--- START ---

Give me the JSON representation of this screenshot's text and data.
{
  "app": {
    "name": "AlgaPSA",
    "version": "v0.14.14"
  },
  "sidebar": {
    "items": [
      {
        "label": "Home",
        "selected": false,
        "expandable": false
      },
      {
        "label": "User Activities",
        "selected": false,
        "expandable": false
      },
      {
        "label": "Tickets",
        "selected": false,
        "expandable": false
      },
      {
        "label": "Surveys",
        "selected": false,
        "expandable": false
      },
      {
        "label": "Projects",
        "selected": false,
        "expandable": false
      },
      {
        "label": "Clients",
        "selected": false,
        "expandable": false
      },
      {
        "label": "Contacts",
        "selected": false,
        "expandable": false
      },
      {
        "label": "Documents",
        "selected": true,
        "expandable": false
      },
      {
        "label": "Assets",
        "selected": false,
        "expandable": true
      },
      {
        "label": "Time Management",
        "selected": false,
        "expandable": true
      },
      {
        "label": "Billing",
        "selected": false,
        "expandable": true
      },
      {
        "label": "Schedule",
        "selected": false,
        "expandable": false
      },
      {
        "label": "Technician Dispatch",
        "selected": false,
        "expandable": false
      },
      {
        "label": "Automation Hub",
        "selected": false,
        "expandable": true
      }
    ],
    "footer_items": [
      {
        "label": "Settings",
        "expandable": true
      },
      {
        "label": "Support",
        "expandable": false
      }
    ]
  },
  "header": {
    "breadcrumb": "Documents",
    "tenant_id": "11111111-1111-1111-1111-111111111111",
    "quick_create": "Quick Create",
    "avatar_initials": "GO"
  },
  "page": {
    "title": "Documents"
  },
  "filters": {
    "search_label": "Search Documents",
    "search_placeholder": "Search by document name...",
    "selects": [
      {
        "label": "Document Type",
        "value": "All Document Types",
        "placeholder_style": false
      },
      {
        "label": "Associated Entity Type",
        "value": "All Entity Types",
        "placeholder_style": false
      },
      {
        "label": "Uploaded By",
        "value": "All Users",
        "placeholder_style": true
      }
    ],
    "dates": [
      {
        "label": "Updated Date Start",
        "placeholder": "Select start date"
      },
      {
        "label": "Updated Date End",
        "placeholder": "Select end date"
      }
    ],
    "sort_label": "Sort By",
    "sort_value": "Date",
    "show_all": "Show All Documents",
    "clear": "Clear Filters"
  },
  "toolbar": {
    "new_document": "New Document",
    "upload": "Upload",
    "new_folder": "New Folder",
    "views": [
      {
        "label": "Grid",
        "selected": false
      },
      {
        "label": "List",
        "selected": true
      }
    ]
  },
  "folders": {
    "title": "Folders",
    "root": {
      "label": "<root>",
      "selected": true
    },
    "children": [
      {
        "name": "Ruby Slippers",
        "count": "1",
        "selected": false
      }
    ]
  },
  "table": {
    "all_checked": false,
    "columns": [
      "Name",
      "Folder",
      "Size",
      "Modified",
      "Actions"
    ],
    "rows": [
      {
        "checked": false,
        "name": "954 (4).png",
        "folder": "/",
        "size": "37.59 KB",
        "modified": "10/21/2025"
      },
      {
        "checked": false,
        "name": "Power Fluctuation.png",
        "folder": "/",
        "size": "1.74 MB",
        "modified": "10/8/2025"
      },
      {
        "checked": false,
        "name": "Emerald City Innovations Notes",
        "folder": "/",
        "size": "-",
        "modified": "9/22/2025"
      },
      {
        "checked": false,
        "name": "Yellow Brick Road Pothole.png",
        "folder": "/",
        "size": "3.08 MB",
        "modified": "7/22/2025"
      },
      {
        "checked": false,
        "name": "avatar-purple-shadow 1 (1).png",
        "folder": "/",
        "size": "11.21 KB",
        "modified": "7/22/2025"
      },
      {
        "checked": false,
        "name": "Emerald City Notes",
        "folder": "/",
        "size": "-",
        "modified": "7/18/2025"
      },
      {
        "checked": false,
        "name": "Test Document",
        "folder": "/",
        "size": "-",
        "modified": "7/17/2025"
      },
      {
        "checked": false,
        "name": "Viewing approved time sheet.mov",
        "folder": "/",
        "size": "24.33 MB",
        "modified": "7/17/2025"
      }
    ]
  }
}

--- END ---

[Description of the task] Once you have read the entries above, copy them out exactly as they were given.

[Problem solution]
Give me the JSON representation of this screenshot's text and data.
{
  "app": {
    "name": "AlgaPSA",
    "version": "v0.14.14"
  },
  "sidebar": {
    "items": [
      {
        "label": "Home",
        "selected": false,
        "expandable": false
      },
      {
        "label": "User Activities",
        "selected": false,
        "expandable": false
      },
      {
        "label": "Tickets",
        "selected": false,
        "expandable": false
      },
      {
        "label": "Surveys",
        "selected": false,
        "expandable": false
      },
      {
        "label": "Projects",
        "selected": false,
        "expandable": false
      },
      {
        "label": "Clients",
        "selected": false,
        "expandable": false
      },
      {
        "label": "Contacts",
        "selected": false,
        "expandable": false
      },
      {
        "label": "Documents",
        "selected": true,
        "expandable": false
      },
      {
        "label": "Assets",
        "selected": false,
        "expandable": true
      },
      {
        "label": "Time Management",
        "selected": false,
        "expandable": true
      },
      {
        "label": "Billing",
        "selected": false,
        "expandable": true
      },
      {
        "label": "Schedule",
        "selected": false,
        "expandable": false
      },
      {
        "label": "Technician Dispatch",
        "selected": false,
        "expandable": false
      },
      {
        "label": "Automation Hub",
        "selected": false,
        "expandable": true
      }
    ],
    "footer_items": [
      {
        "label": "Settings",
        "expandable": true
      },
      {
        "label": "Support",
        "expandable": false
      }
    ]
  },
  "header": {
    "breadcrumb": "Documents",
    "tenant_id": "11111111-1111-1111-1111-111111111111",
    "quick_create": "Quick Create",
    "avatar_initials": "GO"
  },
  "page": {
    "title": "Documents"
  },
  "filters": {
    "search_label": "Search Documents",
    "search_placeholder": "Search by document name...",
    "selects": [
      {
        "label": "Document Type",
        "value": "All Document Types",
        "placeholder_style": false
      },
      {
        "label": "Associated Entity Type",
        "value": "All Entity Types",
        "placeholder_style": false
      },
      {
        "label": "Uploaded By",
        "value": "All Users",
        "placeholder_style": true
      }
    ],
    "dates": [
      {
        "label": "Updated Date Start",
        "placeholder": "Select start date"
      },
      {
        "label": "Updated Date End",
        "placeholder": "Select end date"
      }
    ],
    "sort_label": "Sort By",
    "sort_value": "Date",
    "show_all": "Show All Documents",
    "clear": "Clear Filters"
  },
  "toolbar": {
    "new_document": "New Document",
    "upload": "Upload",
    "new_folder": "New Folder",
    "views": [
      {
        "label": "Grid",
        "selected": false
      },
      {
        "label": "List",
        "selected": true
      }
    ]
  },
  "folders": {
    "title": "Folders",
    "root": {
      "label": "<root>",
      "selected": true
    },
    "children": [
      {
        "name": "Ruby Slippers",
        "count": "1",
        "selected": false
      }
    ]
  },
  "table": {
    "all_checked": false,
    "columns": [
      "Name",
      "Folder",
      "Size",
      "Modified",
      "Actions"
    ],
    "rows": [
      {
        "checked": false,
        "name": "954 (4).png",
        "folder": "/",
        "size": "37.59 KB",
        "modified": "10/21/2025"
      },
      {
        "checked": false,
        "name": "Power Fluctuation.png",
        "folder": "/",
        "size": "1.74 MB",
        "modified": "10/8/2025"
      },
      {
        "checked": false,
        "name": "Emerald City Innovations Notes",
        "folder": "/",
        "size": "-",
        "modified": "9/22/2025"
      },
      {
        "checked": false,
        "name": "Yellow Brick Road Pothole.png",
        "folder": "/",
        "size": "3.08 MB",
        "modified": "7/22/2025"
      },
      {
        "checked": false,
        "name": "avatar-purple-shadow 1 (1).png",
        "folder": "/",
        "size": "11.21 KB",
        "modified": "7/22/2025"
      },
      {
        "checked": false,
        "name": "Emerald City Notes",
        "folder": "/",
        "size": "-",
        "modified": "7/18/2025"
      },
      {
        "checked": false,
        "name": "Test Document",
        "folder": "/",
        "size": "-",
        "modified": "7/17/2025"
      },
      {
        "checked": false,
        "name": "Viewing approved time sheet.mov",
        "folder": "/",
        "size": "24.33 MB",
        "modified": "7/17/2025"
      }
    ]
  }
}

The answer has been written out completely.